About this exercise: If a line in the material below has the word "true", copy it.

Raw data:
-- Opening Marker --
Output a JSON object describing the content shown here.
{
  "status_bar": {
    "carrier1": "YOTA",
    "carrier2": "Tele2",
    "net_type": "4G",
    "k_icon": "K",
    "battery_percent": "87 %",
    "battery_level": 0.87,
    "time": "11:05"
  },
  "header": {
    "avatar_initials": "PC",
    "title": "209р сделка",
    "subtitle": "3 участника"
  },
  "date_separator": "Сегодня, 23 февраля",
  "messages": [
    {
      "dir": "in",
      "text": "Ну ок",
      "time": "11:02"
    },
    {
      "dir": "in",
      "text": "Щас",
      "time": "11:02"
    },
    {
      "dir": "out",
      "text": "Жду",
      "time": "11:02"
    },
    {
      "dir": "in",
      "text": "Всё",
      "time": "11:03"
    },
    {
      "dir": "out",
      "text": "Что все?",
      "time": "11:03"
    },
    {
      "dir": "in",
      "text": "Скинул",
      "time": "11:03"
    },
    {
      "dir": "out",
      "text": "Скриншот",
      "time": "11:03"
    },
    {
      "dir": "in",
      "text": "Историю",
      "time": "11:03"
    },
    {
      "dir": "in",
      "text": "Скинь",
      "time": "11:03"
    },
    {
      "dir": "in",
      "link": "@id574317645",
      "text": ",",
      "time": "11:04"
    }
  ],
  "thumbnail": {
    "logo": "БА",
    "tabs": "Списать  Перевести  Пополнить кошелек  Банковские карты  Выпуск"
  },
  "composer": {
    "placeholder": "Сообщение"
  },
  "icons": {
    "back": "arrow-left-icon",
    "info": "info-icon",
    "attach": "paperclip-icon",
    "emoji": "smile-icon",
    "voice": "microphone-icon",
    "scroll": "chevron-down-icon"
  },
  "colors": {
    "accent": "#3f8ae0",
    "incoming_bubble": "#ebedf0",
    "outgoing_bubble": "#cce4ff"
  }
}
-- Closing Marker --
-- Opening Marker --
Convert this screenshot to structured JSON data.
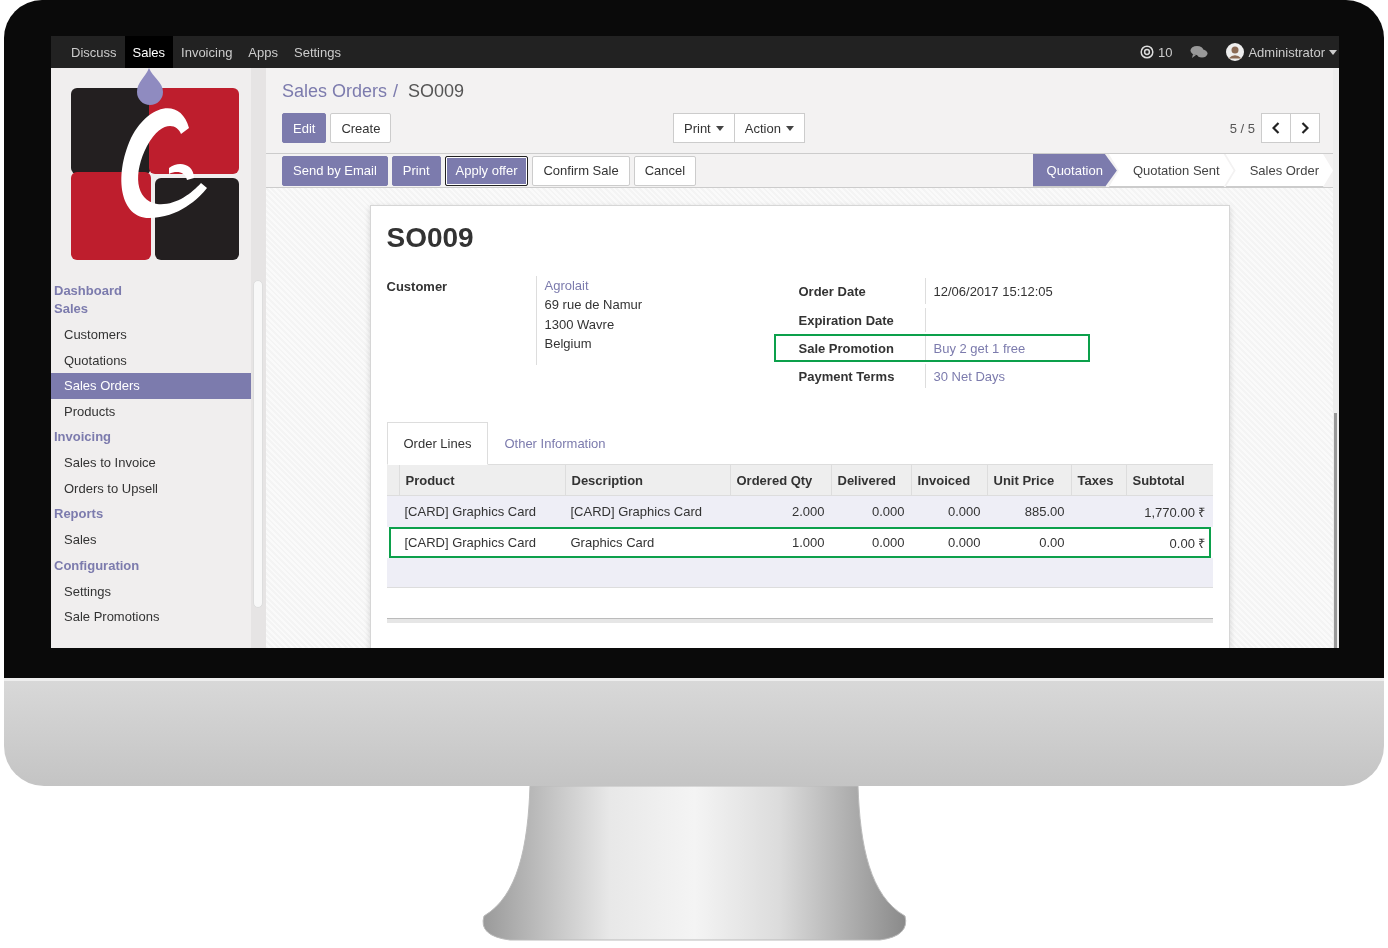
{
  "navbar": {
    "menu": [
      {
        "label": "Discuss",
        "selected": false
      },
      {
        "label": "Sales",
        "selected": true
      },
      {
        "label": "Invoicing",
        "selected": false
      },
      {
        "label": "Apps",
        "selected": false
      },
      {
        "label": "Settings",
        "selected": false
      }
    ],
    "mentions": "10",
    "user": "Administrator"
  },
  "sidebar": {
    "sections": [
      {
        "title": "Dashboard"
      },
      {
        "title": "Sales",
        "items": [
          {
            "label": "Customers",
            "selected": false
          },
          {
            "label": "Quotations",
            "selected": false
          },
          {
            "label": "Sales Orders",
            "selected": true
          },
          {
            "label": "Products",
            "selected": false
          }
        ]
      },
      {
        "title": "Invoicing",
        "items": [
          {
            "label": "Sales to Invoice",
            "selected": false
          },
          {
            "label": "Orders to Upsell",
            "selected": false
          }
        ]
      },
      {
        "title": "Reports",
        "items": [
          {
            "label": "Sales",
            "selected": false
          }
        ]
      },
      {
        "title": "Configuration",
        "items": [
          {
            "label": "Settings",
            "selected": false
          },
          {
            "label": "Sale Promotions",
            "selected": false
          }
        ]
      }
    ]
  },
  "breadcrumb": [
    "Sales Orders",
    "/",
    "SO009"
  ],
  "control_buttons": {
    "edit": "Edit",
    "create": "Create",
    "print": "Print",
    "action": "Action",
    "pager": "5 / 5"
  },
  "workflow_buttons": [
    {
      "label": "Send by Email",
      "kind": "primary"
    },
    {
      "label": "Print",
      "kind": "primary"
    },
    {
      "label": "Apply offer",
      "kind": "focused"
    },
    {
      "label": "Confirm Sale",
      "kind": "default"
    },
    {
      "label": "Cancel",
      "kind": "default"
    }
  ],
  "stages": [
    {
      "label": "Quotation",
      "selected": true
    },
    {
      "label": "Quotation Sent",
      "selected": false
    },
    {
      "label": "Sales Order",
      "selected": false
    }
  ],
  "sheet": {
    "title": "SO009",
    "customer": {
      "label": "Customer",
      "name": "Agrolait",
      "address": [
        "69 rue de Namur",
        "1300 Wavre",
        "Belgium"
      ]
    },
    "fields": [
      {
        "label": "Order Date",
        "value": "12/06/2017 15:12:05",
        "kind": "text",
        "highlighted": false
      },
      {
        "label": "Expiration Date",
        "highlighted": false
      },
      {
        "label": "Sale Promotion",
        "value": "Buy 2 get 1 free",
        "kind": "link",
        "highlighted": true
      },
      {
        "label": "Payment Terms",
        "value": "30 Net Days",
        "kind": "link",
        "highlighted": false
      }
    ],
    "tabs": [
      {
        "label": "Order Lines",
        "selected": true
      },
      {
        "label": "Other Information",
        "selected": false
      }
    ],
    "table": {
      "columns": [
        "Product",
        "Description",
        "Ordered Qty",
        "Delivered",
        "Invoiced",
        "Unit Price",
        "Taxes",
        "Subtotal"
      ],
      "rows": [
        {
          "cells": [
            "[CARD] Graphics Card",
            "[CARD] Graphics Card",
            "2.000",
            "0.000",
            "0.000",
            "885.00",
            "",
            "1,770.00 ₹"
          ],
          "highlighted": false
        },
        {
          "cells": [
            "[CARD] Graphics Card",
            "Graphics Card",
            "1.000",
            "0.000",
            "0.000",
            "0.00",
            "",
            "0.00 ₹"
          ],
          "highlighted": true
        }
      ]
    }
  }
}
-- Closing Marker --
Output of the exercise:
        "selected": true
            "selected": true
      "selected": true
        "highlighted": true
        "selected": true
          "highlighted": true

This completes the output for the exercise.